THE cardinals who gathered in Rome to elect Pope Benedict no doubt had a great deal on their minds as they weighed up the different candidates. Fortunately, they did not have to worry a great deal about their health. The unfortunate cardinals who gathered in Rome after the death of Pope Gregory XV in 1623 did. In that 19-day conclave, eight cardinals died of malaria. Today, Africa Malaria Day, we should think about how and why Europe rid itself of malaria, while the disease still claims more than a million lives a year in Africa.
The World Health Organisation (WHO) and its partners such as the United Nations Children's Fund (Unicef), the World Bank and US donor USAID formed Roll Back Malaria in 1998 with the goal of halving the burden of malaria by 2010. More than halfway through that programme, malaria cases have risen more than 10%. This year's theme for Africa Malaria Day is a typically empty UN-style slogan: Unite Against Malaria — Together we can beat malaria. The WHO is only partly right in asserting that unity will beat malaria — there are successful partnerships against malaria, but most do not include any UN organisation, the World Bank or donor agencies.
There are several reasons the cardinals do not have to worry about malaria. Malaria started to decline in Italy towards the end of the 19th century as Italy became wealthier. It was only eradicated, though, after teams sprayed the insecticide DDT on the inside walls of houses. This indoor residual spraying repels or kills mosquitoes. It is probably the most effective way of controlling malaria and attracted great support from the UN and donor organisations.
Environmentalist campaigns from the 1970s onwards, with pressure from within WHO and Unicef, have meant that support for DDT has dwindled. The result — an ever-increasing number of malaria cases and deaths. However, some countries, such as SA, continue to use DDT and support dedicated malaria control programmes. SA has also introduced effective malaria treatments based on an ancient Chinese herbal remedy.
The result has been a dramatic decline in malaria cases and deaths. So successful has this strategy been that other African countries are following the model. With funding from government, the private sector and the Global Fund for AIDS, TB and Malaria, spraying programmes in Swaziland, Mozambique (which does not use DDT) and Zambia have achieved equally impressive declines in malaria.
The WHO's Afro office in Harare tries to support spraying that actually works, yet is continually frustrated by bureaucrats far removed at the WHO's headquarters in Geneva. They are also undermined by the donors that supposedly fund malaria control in Africa. USAID is particularly inept when it comes to controlling malaria. This leading donor chooses not to spend its $80m malaria budget buying insecticides or drugs that may save lives. Instead, it spends more than 70% of its budget on US consultants.

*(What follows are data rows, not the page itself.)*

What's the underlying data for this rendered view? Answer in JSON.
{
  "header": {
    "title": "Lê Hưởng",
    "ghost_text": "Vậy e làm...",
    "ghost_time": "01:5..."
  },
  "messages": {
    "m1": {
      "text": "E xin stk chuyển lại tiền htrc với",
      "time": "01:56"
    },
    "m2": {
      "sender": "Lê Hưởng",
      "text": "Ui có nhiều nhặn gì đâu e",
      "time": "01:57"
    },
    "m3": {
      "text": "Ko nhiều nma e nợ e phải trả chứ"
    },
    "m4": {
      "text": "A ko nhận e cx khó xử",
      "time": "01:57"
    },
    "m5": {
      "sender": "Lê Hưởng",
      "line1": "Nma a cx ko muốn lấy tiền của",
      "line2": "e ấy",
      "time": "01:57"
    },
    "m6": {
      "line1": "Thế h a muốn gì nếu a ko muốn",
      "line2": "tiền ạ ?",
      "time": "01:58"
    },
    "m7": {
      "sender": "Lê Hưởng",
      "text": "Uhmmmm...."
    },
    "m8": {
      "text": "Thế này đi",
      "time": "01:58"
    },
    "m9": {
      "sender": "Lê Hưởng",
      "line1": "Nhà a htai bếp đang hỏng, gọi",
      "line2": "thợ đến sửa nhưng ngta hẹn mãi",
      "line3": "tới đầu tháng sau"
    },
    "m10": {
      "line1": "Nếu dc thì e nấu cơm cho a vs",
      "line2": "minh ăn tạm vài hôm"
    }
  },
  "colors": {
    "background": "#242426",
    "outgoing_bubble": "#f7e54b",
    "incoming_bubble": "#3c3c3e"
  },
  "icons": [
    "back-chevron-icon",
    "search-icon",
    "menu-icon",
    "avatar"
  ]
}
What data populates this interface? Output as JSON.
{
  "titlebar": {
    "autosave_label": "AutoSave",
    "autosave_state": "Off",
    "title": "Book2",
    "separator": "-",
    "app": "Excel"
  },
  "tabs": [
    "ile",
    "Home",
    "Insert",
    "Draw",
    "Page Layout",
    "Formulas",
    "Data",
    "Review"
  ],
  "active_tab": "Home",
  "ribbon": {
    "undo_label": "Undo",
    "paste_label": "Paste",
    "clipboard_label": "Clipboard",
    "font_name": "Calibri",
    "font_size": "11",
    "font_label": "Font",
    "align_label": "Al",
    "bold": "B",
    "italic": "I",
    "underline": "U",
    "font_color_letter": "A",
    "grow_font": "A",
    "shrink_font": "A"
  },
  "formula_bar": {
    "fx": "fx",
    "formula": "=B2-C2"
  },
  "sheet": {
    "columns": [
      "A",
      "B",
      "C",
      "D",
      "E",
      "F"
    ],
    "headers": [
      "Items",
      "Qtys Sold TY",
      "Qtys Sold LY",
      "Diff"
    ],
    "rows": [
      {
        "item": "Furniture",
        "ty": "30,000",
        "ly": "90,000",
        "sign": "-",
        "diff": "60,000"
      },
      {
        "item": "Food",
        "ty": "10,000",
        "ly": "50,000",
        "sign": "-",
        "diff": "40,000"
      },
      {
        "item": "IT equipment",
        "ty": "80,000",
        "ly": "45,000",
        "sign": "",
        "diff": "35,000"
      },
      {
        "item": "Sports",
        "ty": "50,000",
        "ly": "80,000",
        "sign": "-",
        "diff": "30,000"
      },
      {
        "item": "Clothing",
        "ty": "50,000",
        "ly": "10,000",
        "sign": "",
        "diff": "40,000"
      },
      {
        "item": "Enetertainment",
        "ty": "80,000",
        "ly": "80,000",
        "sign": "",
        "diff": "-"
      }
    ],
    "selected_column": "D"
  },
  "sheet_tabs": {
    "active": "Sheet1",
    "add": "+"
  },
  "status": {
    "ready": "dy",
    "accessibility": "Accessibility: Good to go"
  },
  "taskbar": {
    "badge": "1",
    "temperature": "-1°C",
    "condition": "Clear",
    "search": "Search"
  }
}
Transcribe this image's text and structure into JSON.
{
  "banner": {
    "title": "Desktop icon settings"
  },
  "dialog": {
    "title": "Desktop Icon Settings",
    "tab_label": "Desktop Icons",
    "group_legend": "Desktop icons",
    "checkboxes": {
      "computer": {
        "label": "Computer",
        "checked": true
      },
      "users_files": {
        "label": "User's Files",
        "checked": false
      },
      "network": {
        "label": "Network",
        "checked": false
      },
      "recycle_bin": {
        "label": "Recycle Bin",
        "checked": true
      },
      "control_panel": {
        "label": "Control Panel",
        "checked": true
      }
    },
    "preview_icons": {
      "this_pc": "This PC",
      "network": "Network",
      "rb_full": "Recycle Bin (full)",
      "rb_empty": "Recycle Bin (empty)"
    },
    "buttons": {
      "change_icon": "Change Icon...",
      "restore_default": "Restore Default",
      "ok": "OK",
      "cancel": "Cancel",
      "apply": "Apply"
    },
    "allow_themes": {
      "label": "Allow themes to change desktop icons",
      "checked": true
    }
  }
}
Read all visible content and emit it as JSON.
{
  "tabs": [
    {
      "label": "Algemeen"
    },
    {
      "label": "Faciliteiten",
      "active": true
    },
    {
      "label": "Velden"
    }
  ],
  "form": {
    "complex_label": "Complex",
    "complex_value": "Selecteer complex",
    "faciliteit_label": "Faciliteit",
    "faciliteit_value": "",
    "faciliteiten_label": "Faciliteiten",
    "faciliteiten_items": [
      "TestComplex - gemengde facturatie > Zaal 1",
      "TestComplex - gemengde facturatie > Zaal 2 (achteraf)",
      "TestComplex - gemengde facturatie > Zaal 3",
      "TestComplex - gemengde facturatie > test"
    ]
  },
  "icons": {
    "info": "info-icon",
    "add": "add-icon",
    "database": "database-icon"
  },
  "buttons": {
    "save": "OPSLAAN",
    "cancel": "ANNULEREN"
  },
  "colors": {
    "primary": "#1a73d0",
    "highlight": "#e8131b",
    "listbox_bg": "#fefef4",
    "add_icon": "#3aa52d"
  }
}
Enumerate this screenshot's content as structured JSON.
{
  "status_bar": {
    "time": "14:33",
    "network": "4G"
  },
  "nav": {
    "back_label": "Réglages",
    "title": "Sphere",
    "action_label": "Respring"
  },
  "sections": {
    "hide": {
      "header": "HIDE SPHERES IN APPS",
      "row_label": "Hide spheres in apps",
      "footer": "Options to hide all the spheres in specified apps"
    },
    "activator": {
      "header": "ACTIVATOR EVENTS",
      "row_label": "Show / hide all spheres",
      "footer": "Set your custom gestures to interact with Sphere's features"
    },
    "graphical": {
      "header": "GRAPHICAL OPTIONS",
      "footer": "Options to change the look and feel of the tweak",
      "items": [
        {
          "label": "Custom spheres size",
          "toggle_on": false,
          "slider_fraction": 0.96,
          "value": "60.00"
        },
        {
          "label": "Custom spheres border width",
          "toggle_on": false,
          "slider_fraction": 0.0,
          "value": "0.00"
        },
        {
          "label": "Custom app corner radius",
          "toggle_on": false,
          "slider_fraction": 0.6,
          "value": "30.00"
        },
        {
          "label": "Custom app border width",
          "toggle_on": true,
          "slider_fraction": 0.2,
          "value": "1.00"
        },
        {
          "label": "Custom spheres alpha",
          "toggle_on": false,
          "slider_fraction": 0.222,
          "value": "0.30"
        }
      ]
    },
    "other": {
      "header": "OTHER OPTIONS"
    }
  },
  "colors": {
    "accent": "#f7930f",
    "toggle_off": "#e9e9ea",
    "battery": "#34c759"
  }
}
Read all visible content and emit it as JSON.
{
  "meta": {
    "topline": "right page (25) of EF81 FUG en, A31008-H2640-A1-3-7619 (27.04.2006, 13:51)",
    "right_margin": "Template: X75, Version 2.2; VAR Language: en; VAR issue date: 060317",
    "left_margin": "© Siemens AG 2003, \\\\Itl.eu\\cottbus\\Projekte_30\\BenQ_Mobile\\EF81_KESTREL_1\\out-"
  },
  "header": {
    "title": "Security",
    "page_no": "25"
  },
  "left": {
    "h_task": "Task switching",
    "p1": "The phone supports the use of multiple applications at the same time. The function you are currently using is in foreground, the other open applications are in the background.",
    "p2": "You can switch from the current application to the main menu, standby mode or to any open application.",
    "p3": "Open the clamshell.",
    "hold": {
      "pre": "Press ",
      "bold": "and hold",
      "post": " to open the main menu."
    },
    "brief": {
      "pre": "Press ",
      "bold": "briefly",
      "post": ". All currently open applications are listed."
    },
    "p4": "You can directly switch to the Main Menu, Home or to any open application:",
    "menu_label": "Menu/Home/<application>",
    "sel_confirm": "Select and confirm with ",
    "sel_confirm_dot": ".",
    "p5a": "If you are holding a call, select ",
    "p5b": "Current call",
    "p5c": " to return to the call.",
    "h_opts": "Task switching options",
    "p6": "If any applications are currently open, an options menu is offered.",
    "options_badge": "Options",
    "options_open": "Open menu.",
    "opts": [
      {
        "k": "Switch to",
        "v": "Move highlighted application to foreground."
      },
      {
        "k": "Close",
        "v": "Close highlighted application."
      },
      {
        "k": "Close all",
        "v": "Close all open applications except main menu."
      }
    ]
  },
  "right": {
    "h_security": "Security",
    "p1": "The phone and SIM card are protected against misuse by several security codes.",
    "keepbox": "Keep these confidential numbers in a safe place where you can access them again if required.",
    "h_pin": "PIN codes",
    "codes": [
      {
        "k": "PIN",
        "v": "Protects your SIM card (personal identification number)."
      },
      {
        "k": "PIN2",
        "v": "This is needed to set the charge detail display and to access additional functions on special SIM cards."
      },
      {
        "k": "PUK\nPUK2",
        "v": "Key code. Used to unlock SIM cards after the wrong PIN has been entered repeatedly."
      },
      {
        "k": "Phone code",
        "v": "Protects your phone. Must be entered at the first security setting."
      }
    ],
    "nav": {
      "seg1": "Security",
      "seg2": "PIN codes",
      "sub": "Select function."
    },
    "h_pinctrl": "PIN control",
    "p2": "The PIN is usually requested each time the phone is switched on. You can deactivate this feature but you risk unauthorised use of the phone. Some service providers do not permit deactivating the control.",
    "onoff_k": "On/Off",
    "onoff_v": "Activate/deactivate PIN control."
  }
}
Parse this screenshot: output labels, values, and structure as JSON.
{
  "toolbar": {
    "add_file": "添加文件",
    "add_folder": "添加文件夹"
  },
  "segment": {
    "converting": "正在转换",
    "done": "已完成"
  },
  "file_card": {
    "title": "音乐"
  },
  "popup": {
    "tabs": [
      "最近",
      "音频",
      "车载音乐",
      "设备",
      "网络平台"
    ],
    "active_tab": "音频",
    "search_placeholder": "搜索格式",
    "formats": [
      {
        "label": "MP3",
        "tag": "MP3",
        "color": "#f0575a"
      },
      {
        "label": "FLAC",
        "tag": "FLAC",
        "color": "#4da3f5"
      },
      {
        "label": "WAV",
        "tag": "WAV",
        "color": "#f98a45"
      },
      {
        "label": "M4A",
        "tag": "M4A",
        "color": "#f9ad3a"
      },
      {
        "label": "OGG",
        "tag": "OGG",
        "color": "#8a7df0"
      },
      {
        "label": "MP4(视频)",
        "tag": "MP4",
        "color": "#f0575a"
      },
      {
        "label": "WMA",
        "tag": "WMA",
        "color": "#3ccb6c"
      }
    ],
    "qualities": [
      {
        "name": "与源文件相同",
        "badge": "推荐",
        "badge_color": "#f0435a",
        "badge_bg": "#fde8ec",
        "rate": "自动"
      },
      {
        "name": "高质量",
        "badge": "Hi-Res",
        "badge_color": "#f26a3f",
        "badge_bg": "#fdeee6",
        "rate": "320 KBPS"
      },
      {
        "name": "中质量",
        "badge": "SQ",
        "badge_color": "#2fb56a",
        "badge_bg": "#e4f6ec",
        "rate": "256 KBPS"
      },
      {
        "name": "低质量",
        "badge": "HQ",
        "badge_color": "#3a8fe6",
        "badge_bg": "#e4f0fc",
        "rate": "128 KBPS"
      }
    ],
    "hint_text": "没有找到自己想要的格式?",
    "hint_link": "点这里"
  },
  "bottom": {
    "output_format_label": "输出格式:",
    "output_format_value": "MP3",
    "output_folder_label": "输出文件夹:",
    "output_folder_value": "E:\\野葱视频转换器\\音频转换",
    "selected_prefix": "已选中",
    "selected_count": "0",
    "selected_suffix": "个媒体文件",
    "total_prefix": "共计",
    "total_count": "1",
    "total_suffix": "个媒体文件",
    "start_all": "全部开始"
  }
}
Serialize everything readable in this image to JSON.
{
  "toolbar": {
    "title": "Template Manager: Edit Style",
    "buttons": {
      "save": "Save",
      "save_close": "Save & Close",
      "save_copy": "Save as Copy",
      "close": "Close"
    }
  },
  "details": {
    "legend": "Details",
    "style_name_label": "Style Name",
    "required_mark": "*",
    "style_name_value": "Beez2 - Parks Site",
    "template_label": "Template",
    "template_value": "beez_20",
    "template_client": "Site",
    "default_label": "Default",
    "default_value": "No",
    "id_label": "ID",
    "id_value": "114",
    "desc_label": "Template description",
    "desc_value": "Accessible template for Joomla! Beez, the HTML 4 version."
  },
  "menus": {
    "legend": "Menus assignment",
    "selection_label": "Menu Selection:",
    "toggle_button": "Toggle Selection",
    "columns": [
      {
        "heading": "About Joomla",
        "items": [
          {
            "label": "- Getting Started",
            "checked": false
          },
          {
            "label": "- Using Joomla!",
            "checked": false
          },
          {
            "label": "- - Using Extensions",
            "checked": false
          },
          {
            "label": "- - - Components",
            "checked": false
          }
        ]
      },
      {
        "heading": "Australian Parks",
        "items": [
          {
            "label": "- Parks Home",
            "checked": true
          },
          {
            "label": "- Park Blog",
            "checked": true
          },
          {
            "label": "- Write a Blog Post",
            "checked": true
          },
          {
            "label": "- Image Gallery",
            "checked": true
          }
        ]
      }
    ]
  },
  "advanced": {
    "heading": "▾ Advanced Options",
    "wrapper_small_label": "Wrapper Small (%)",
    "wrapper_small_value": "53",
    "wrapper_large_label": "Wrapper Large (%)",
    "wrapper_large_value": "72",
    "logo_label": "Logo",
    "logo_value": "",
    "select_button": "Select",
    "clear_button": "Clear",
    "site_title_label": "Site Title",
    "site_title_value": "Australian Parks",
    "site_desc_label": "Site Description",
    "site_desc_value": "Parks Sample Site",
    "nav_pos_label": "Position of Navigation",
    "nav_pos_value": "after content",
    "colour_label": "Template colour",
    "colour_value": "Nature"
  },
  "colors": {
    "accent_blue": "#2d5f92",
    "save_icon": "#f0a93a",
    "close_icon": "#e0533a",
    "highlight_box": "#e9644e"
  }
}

These consultants could promote effective malaria control if they wanted to — what is working is no secret. Yet funding spraying programmes would mean that the agencies would have to put money directly into health department malaria-control programmes and would have to buy insecticides and drugs. This would mean that there would be less left over for the consultants to run their workshops and to drive about in four-wheel-drive vehicles. Predictably, the agencies and their consultants prefer to promote insecticide-treated mosquito nets as the main method of control, though this strategy has led to the 10% increase in cases.
Many African governments know what has to be done. Uganda wants to restart its malaria control programme using DDT, which worked spectacularly well in the 1960s. Yet the European Union threatened to ban all Ugandan agricultural exports if it did.
Malaria is entirely preventable and curable. It is scandalous that so many people die from it each year and that the leading organisations charged with controlling it continue to fail. There is hope, though. The US senate is debating a neglected diseases bill which will force USAID to support indoor residual spraying, and to support insecticide-treated nets only if it can prove they work. African governments and the private sector owe it to the millions of malaria sufferers to unite against UN and donor politics and to promote effective malaria control.
Tren is a director of the health advocacy group Africa Fighting Malaria.